Repeat the records word for word, excluding any picture.

******

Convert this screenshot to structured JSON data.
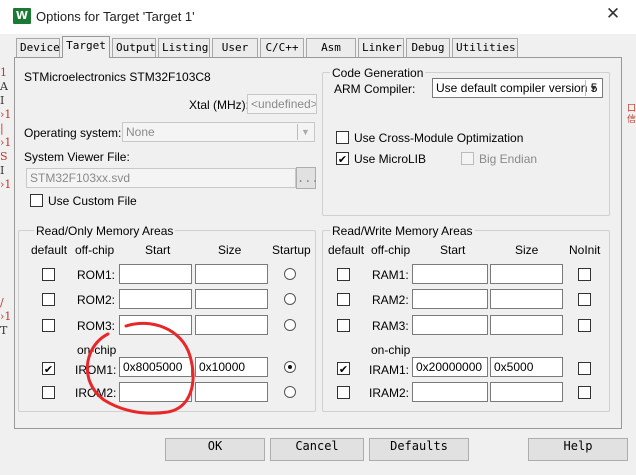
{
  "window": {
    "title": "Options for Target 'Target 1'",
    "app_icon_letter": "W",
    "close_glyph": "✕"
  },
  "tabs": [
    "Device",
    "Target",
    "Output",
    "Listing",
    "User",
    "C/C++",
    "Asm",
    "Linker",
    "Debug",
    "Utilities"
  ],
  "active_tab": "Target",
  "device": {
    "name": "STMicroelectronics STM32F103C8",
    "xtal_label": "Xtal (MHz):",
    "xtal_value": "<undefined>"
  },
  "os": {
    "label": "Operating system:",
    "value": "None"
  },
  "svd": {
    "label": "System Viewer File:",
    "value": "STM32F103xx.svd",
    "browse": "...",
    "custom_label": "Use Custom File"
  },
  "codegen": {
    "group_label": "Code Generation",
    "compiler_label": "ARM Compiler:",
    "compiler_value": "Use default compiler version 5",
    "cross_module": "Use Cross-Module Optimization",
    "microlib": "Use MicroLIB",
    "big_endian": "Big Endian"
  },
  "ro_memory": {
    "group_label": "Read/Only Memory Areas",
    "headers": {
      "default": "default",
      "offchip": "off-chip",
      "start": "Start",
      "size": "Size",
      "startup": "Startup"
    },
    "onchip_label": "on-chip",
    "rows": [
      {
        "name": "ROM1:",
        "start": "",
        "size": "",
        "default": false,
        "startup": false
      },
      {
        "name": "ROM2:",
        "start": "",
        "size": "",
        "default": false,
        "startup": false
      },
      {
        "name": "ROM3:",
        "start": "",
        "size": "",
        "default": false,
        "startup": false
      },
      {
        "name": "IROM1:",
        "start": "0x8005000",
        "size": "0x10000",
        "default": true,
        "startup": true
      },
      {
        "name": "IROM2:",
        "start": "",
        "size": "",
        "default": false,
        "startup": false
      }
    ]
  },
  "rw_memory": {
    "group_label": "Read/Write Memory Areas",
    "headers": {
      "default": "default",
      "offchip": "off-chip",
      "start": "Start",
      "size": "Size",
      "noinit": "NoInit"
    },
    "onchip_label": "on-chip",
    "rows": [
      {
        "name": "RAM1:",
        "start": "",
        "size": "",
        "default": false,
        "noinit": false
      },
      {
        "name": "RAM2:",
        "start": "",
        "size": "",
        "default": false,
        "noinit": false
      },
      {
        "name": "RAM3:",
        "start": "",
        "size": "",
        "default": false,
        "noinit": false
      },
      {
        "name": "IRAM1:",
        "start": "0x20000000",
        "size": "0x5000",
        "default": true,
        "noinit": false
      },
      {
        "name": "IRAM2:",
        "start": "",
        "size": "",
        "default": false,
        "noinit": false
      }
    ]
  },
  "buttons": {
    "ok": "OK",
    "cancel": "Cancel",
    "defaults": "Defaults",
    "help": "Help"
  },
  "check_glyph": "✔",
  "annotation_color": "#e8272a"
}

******

Worked solution:
Convert this screenshot to structured JSON data.
{
  "window": {
    "title": "Options for Target 'Target 1'",
    "app_icon_letter": "W",
    "close_glyph": "✕"
  },
  "tabs": [
    "Device",
    "Target",
    "Output",
    "Listing",
    "User",
    "C/C++",
    "Asm",
    "Linker",
    "Debug",
    "Utilities"
  ],
  "active_tab": "Target",
  "device": {
    "name": "STMicroelectronics STM32F103C8",
    "xtal_label": "Xtal (MHz):",
    "xtal_value": "<undefined>"
  },
  "os": {
    "label": "Operating system:",
    "value": "None"
  },
  "svd": {
    "label": "System Viewer File:",
    "value": "STM32F103xx.svd",
    "browse": "...",
    "custom_label": "Use Custom File"
  },
  "codegen": {
    "group_label": "Code Generation",
    "compiler_label": "ARM Compiler:",
    "compiler_value": "Use default compiler version 5",
    "cross_module": "Use Cross-Module Optimization",
    "microlib": "Use MicroLIB",
    "big_endian": "Big Endian"
  },
  "ro_memory": {
    "group_label": "Read/Only Memory Areas",
    "headers": {
      "default": "default",
      "offchip": "off-chip",
      "start": "Start",
      "size": "Size",
      "startup": "Startup"
    },
    "onchip_label": "on-chip",
    "rows": [
      {
        "name": "ROM1:",
        "start": "",
        "size": "",
        "default": false,
        "startup": false
      },
      {
        "name": "ROM2:",
        "start": "",
        "size": "",
        "default": false,
        "startup": false
      },
      {
        "name": "ROM3:",
        "start": "",
        "size": "",
        "default": false,
        "startup": false
      },
      {
        "name": "IROM1:",
        "start": "0x8005000",
        "size": "0x10000",
        "default": true,
        "startup": true
      },
      {
        "name": "IROM2:",
        "start": "",
        "size": "",
        "default": false,
        "startup": false
      }
    ]
  },
  "rw_memory": {
    "group_label": "Read/Write Memory Areas",
    "headers": {
      "default": "default",
      "offchip": "off-chip",
      "start": "Start",
      "size": "Size",
      "noinit": "NoInit"
    },
    "onchip_label": "on-chip",
    "rows": [
      {
        "name": "RAM1:",
        "start": "",
        "size": "",
        "default": false,
        "noinit": false
      },
      {
        "name": "RAM2:",
        "start": "",
        "size": "",
        "default": false,
        "noinit": false
      },
      {
        "name": "RAM3:",
        "start": "",
        "size": "",
        "default": false,
        "noinit": false
      },
      {
        "name": "IRAM1:",
        "start": "0x20000000",
        "size": "0x5000",
        "default": true,
        "noinit": false
      },
      {
        "name": "IRAM2:",
        "start": "",
        "size": "",
        "default": false,
        "noinit": false
      }
    ]
  },
  "buttons": {
    "ok": "OK",
    "cancel": "Cancel",
    "defaults": "Defaults",
    "help": "Help"
  },
  "check_glyph": "✔",
  "annotation_color": "#e8272a"
}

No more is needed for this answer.